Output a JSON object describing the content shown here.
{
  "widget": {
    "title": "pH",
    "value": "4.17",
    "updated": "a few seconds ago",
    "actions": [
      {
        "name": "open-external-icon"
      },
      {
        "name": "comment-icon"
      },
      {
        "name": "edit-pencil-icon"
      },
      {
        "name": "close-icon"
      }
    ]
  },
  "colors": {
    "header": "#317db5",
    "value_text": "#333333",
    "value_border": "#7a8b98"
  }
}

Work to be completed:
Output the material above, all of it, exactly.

Your response:
Output a JSON object describing the content shown here.
{
  "widget": {
    "title": "pH",
    "value": "4.17",
    "updated": "a few seconds ago",
    "actions": [
      {
        "name": "open-external-icon"
      },
      {
        "name": "comment-icon"
      },
      {
        "name": "edit-pencil-icon"
      },
      {
        "name": "close-icon"
      }
    ]
  },
  "colors": {
    "header": "#317db5",
    "value_text": "#333333",
    "value_border": "#7a8b98"
  }
}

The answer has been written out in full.